TRY IT ->
In the listing below, how many lines hold the string "power"? Reply with the number and nothing else.

RECORDED DATA ->
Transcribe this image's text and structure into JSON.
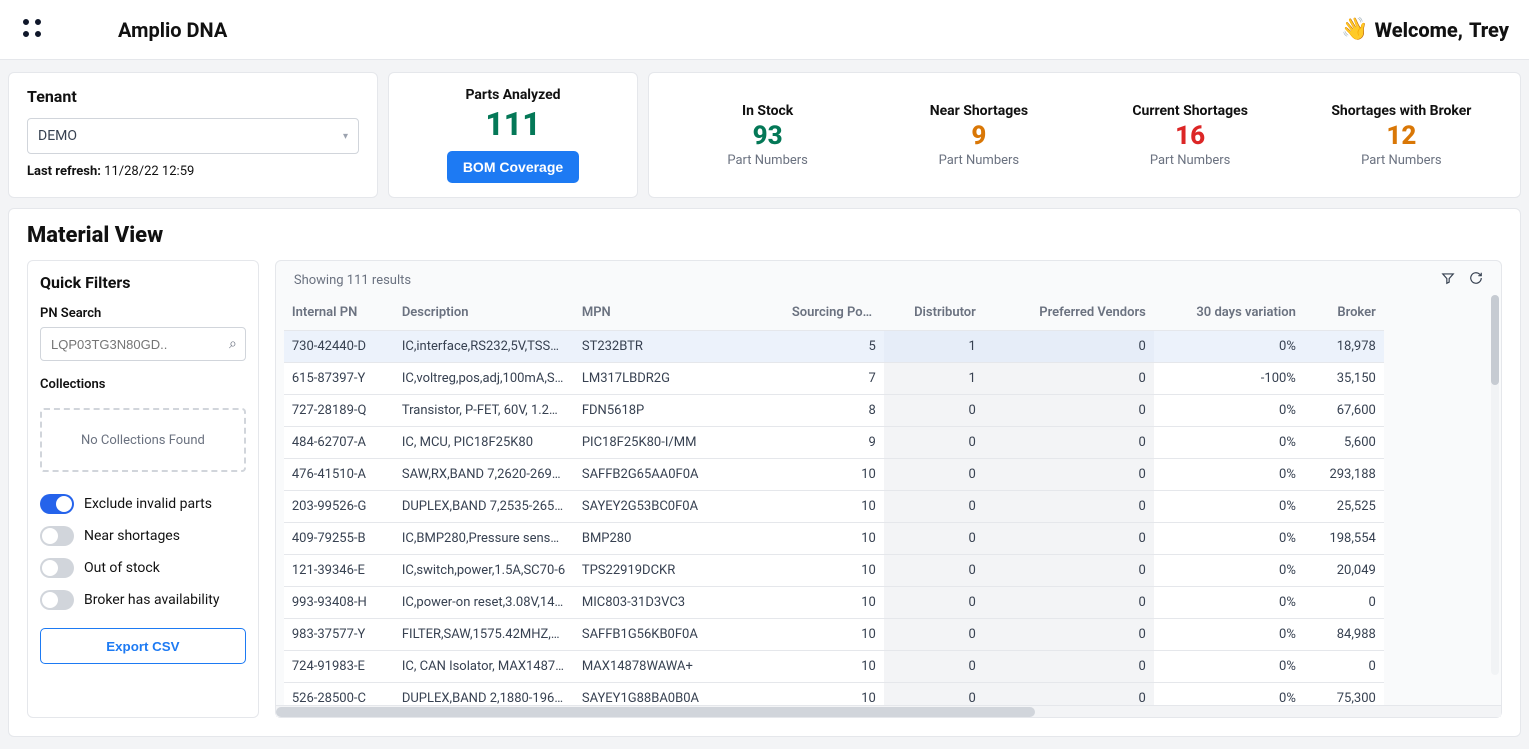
{
  "header": {
    "app_title": "Amplio DNA",
    "welcome_prefix": "Welcome, ",
    "welcome_name": "Trey",
    "wave_emoji": "👋"
  },
  "tenant": {
    "title": "Tenant",
    "selected": "DEMO",
    "refresh_label": "Last refresh:",
    "refresh_value": "11/28/22 12:59"
  },
  "parts_analyzed": {
    "label": "Parts Analyzed",
    "value": "111",
    "button": "BOM Coverage"
  },
  "stats": [
    {
      "title": "In Stock",
      "value": "93",
      "sub": "Part Numbers",
      "color": "c-green"
    },
    {
      "title": "Near Shortages",
      "value": "9",
      "sub": "Part Numbers",
      "color": "c-amber"
    },
    {
      "title": "Current Shortages",
      "value": "16",
      "sub": "Part Numbers",
      "color": "c-red"
    },
    {
      "title": "Shortages with Broker",
      "value": "12",
      "sub": "Part Numbers",
      "color": "c-amber"
    }
  ],
  "material": {
    "heading": "Material View",
    "quick_filters_title": "Quick Filters",
    "pn_search_label": "PN Search",
    "pn_search_placeholder": "LQP03TG3N80GD..",
    "collections_label": "Collections",
    "collections_empty": "No Collections Found",
    "toggles": [
      {
        "label": "Exclude invalid parts",
        "on": true
      },
      {
        "label": "Near shortages",
        "on": false
      },
      {
        "label": "Out of stock",
        "on": false
      },
      {
        "label": "Broker has availability",
        "on": false
      }
    ],
    "export_label": "Export CSV",
    "results_text": "Showing 111 results",
    "columns": [
      "Internal PN",
      "Description",
      "MPN",
      "Sourcing Po…",
      "Distributor",
      "Preferred Vendors",
      "30 days variation",
      "Broker"
    ],
    "sorted_col_index": 3,
    "rows": [
      {
        "sel": true,
        "c0": "730-42440-D",
        "c1": "IC,interface,RS232,5V,TSS…",
        "c2": "ST232BTR",
        "c3": "5",
        "c4": "1",
        "c5": "0",
        "c6": "0%",
        "c7": "18,978"
      },
      {
        "sel": false,
        "c0": "615-87397-Y",
        "c1": "IC,voltreg,pos,adj,100mA,S…",
        "c2": "LM317LBDR2G",
        "c3": "7",
        "c4": "1",
        "c5": "0",
        "c6": "-100%",
        "c7": "35,150"
      },
      {
        "sel": false,
        "c0": "727-28189-Q",
        "c1": "Transistor, P-FET, 60V, 1.2…",
        "c2": "FDN5618P",
        "c3": "8",
        "c4": "0",
        "c5": "0",
        "c6": "0%",
        "c7": "67,600"
      },
      {
        "sel": false,
        "c0": "484-62707-A",
        "c1": "IC, MCU, PIC18F25K80",
        "c2": "PIC18F25K80-I/MM",
        "c3": "9",
        "c4": "0",
        "c5": "0",
        "c6": "0%",
        "c7": "5,600"
      },
      {
        "sel": false,
        "c0": "476-41510-A",
        "c1": "SAW,RX,BAND 7,2620-269…",
        "c2": "SAFFB2G65AA0F0A",
        "c3": "10",
        "c4": "0",
        "c5": "0",
        "c6": "0%",
        "c7": "293,188"
      },
      {
        "sel": false,
        "c0": "203-99526-G",
        "c1": "DUPLEX,BAND 7,2535-265…",
        "c2": "SAYEY2G53BC0F0A",
        "c3": "10",
        "c4": "0",
        "c5": "0",
        "c6": "0%",
        "c7": "25,525"
      },
      {
        "sel": false,
        "c0": "409-79255-B",
        "c1": "IC,BMP280,Pressure sensor…",
        "c2": "BMP280",
        "c3": "10",
        "c4": "0",
        "c5": "0",
        "c6": "0%",
        "c7": "198,554"
      },
      {
        "sel": false,
        "c0": "121-39346-E",
        "c1": "IC,switch,power,1.5A,SC70-6",
        "c2": "TPS22919DCKR",
        "c3": "10",
        "c4": "0",
        "c5": "0",
        "c6": "0%",
        "c7": "20,049"
      },
      {
        "sel": false,
        "c0": "993-93408-H",
        "c1": "IC,power-on reset,3.08V,14…",
        "c2": "MIC803-31D3VC3",
        "c3": "10",
        "c4": "0",
        "c5": "0",
        "c6": "0%",
        "c7": "0"
      },
      {
        "sel": false,
        "c0": "983-37577-Y",
        "c1": "FILTER,SAW,1575.42MHZ,5…",
        "c2": "SAFFB1G56KB0F0A",
        "c3": "10",
        "c4": "0",
        "c5": "0",
        "c6": "0%",
        "c7": "84,988"
      },
      {
        "sel": false,
        "c0": "724-91983-E",
        "c1": "IC, CAN Isolator, MAX1487…",
        "c2": "MAX14878WAWA+",
        "c3": "10",
        "c4": "0",
        "c5": "0",
        "c6": "0%",
        "c7": "0"
      },
      {
        "sel": false,
        "c0": "526-28500-C",
        "c1": "DUPLEX,BAND 2,1880-196…",
        "c2": "SAYEY1G88BA0B0A",
        "c3": "10",
        "c4": "0",
        "c5": "0",
        "c6": "0%",
        "c7": "75,300"
      }
    ]
  }
}
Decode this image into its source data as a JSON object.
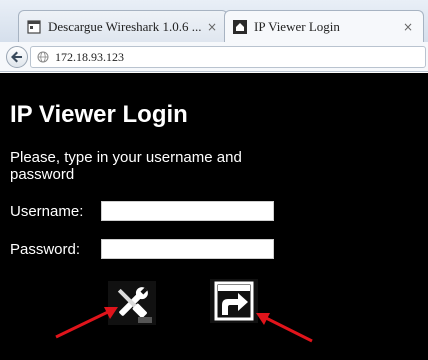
{
  "browser": {
    "tabs": [
      {
        "title": "Descargue Wireshark 1.0.6 ...",
        "close": "×",
        "active": false,
        "favicon": "page-icon"
      },
      {
        "title": "IP Viewer Login",
        "close": "×",
        "active": true,
        "favicon": "home-icon"
      }
    ],
    "address": "172.18.93.123",
    "back_icon": "back-arrow-icon",
    "site_icon": "globe-icon"
  },
  "page": {
    "title": "IP Viewer Login",
    "instructions": "Please, type in your username and password",
    "username_label": "Username:",
    "username_value": "",
    "password_label": "Password:",
    "password_value": "",
    "settings_icon": "tools-icon",
    "login_icon": "login-icon"
  },
  "annotations": {
    "arrow_color": "#e0141b"
  },
  "colors": {
    "page_background": "#000000",
    "page_text": "#ffffff"
  }
}
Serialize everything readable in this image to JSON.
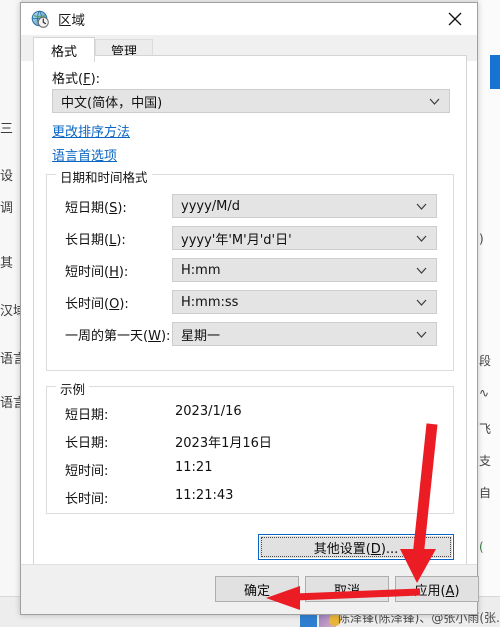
{
  "window": {
    "title": "区域",
    "icon": "globe-clock-icon",
    "close_label": "✕"
  },
  "tabs": [
    {
      "label": "格式",
      "active": true
    },
    {
      "label": "管理",
      "active": false
    }
  ],
  "format": {
    "label": "格式(F):",
    "label_plain": "格式",
    "accel": "F",
    "value": "中文(简体，中国)"
  },
  "links": [
    {
      "label": "更改排序方法"
    },
    {
      "label": "语言首选项"
    }
  ],
  "datetime_group": {
    "title": "日期和时间格式",
    "rows": [
      {
        "label_pre": "短日期(",
        "accel": "S",
        "label_post": "):",
        "value": "yyyy/M/d"
      },
      {
        "label_pre": "长日期(",
        "accel": "L",
        "label_post": "):",
        "value": "yyyy'年'M'月'd'日'"
      },
      {
        "label_pre": "短时间(",
        "accel": "H",
        "label_post": "):",
        "value": "H:mm"
      },
      {
        "label_pre": "长时间(",
        "accel": "O",
        "label_post": "):",
        "value": "H:mm:ss"
      },
      {
        "label_pre": "一周的第一天(",
        "accel": "W",
        "label_post": "):",
        "value": "星期一"
      }
    ]
  },
  "examples_group": {
    "title": "示例",
    "rows": [
      {
        "label": "短日期:",
        "value": "2023/1/16"
      },
      {
        "label": "长日期:",
        "value": "2023年1月16日"
      },
      {
        "label": "短时间:",
        "value": "11:21"
      },
      {
        "label": "长时间:",
        "value": "11:21:43"
      }
    ]
  },
  "buttons": {
    "additional_settings_pre": "其他设置(",
    "additional_settings_accel": "D",
    "additional_settings_post": ")...",
    "ok": "确定",
    "cancel": "取消",
    "apply_pre": "应用(",
    "apply_accel": "A",
    "apply_post": ")"
  },
  "annotations": {
    "arrow_color": "#ec1c24",
    "arrow_to_apply": "应用(A)",
    "arrow_to_ok": "确定"
  },
  "background": {
    "left_fragments": [
      "三",
      "设",
      "调",
      "其",
      "汉域",
      "语言",
      "语言"
    ],
    "right_fragments": [
      ")",
      "段",
      "∿",
      "飞",
      "∿",
      "支",
      "自",
      "("
    ],
    "bottom_text": "陈泽锋(陈泽锋)、@张小雨(张..."
  }
}
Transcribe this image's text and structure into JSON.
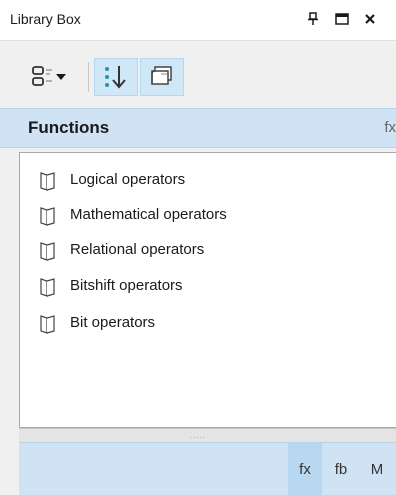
{
  "window": {
    "title": "Library Box",
    "pin_icon": "pin-icon",
    "maximize_icon": "maximize-icon",
    "close_icon": "close-icon"
  },
  "toolbar": {
    "view_mode_icon": "view-mode-dropdown-icon",
    "sort_icon": "sort-icon",
    "group_icon": "group-icon"
  },
  "section": {
    "title": "Functions",
    "icon_text": "fx"
  },
  "items": [
    {
      "label": "Logical operators"
    },
    {
      "label": "Mathematical operators"
    },
    {
      "label": "Relational operators"
    },
    {
      "label": "Bitshift operators"
    },
    {
      "label": "Bit operators"
    }
  ],
  "splitter": {
    "grip": "....."
  },
  "bottom_tabs": [
    {
      "label": "fx",
      "active": true
    },
    {
      "label": "fb",
      "active": false
    },
    {
      "label": "M",
      "active": false
    }
  ],
  "colors": {
    "accent": "#cfe3f4",
    "active_tab": "#b8d7f0",
    "tool_active": "#cfe7f7",
    "sort_icon": "#2d8fb0"
  }
}
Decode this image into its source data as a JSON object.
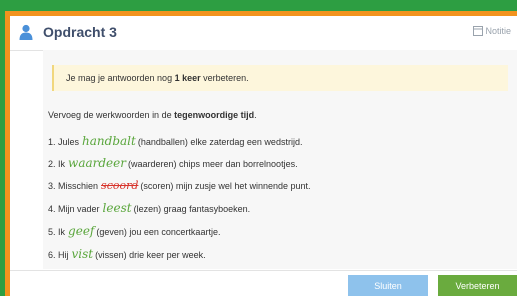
{
  "header": {
    "title": "Opdracht 3",
    "note_label": "Notitie"
  },
  "notice": {
    "prefix": "Je mag je antwoorden nog ",
    "bold": "1 keer",
    "suffix": " verbeteren."
  },
  "instruction": {
    "prefix": "Vervoeg de werkwoorden in de ",
    "bold": "tegenwoordige tijd",
    "suffix": "."
  },
  "items": [
    {
      "number": "1.",
      "before": "Jules",
      "answer": "handbalt",
      "after": "(handballen) elke zaterdag een wedstrijd.",
      "status": "correct"
    },
    {
      "number": "2.",
      "before": "Ik",
      "answer": "waardeer",
      "after": "(waarderen) chips meer dan borrelnootjes.",
      "status": "correct"
    },
    {
      "number": "3.",
      "before": "Misschien",
      "answer": "scoord",
      "after": "(scoren) mijn zusje wel het winnende punt.",
      "status": "wrong"
    },
    {
      "number": "4.",
      "before": "Mijn vader",
      "answer": "leest",
      "after": "(lezen) graag fantasyboeken.",
      "status": "correct"
    },
    {
      "number": "5.",
      "before": "Ik",
      "answer": "geef",
      "after": "(geven) jou een concertkaartje.",
      "status": "correct"
    },
    {
      "number": "6.",
      "before": "Hij",
      "answer": "vist",
      "after": "(vissen) drie keer per week.",
      "status": "correct"
    }
  ],
  "footer": {
    "close_label": "Sluiten",
    "improve_label": "Verbeteren"
  },
  "colors": {
    "correct": "#5aa63c",
    "wrong": "#d8342c",
    "close_button": "#8ec2ec",
    "improve_button": "#6aab3e"
  }
}
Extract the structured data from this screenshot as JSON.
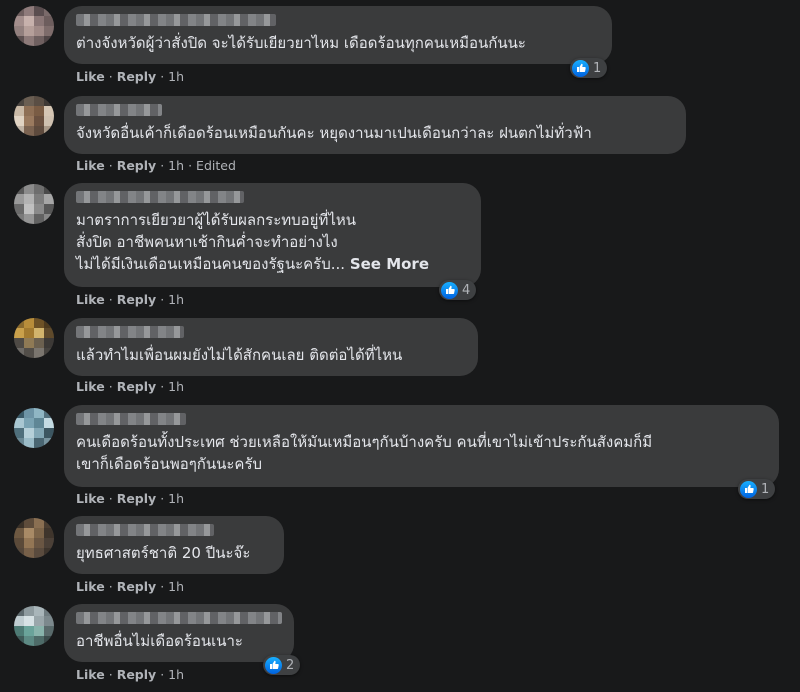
{
  "actions": {
    "like": "Like",
    "reply": "Reply",
    "separator": "·",
    "edited": "Edited"
  },
  "comments": [
    {
      "text": "ต่างจังหวัดผู้ว่าสั่งปิด จะได้รับเยียวยาไหม เดือดร้อนทุกคนเหมือนกันนะ",
      "time": "1h",
      "reactions": "1"
    },
    {
      "text": "จังหวัดอื่นเค้าก็เดือดร้อนเหมือนกันคะ หยุดงานมาเปนเดือนกว่าละ ฝนตกไม่ทั่วฟ้า",
      "time": "1h",
      "edited": true
    },
    {
      "text": "มาตราการเยียวยาผู้ได้รับผลกระทบอยู่ที่ไหน\nสั่งปิด อาชีพคนหาเช้ากินค่ำจะทำอย่างไง\nไม่ได้มีเงินเดือนเหมือนคนของรัฐนะครับ...",
      "see_more": "See More",
      "time": "1h",
      "reactions": "4"
    },
    {
      "text": "แล้วทำไมเพื่อนผมยังไม่ได้สักคนเลย ติดต่อได้ที่ไหน",
      "time": "1h"
    },
    {
      "text": "คนเดือดร้อนทั้งประเทศ ช่วยเหลือให้มันเหมือนๆกันบ้างครับ คนที่เขาไม่เข้าประกันสังคมก็มี\nเขาก็เดือดร้อนพอๆกันนะครับ",
      "time": "1h",
      "reactions": "1"
    },
    {
      "text": "ยุทธศาสตร์ชาติ 20 ปีนะจ๊ะ",
      "time": "1h"
    },
    {
      "text": "อาชีพอื่นไม่เดือดร้อนเนาะ",
      "time": "1h",
      "reactions": "2"
    }
  ],
  "colors": {
    "background": "#18191a",
    "bubble": "#3a3b3c",
    "text": "#e4e6eb",
    "meta": "#b0b3b8",
    "like_blue": "#1877f2"
  }
}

RESULT OF THIS TASK ->
2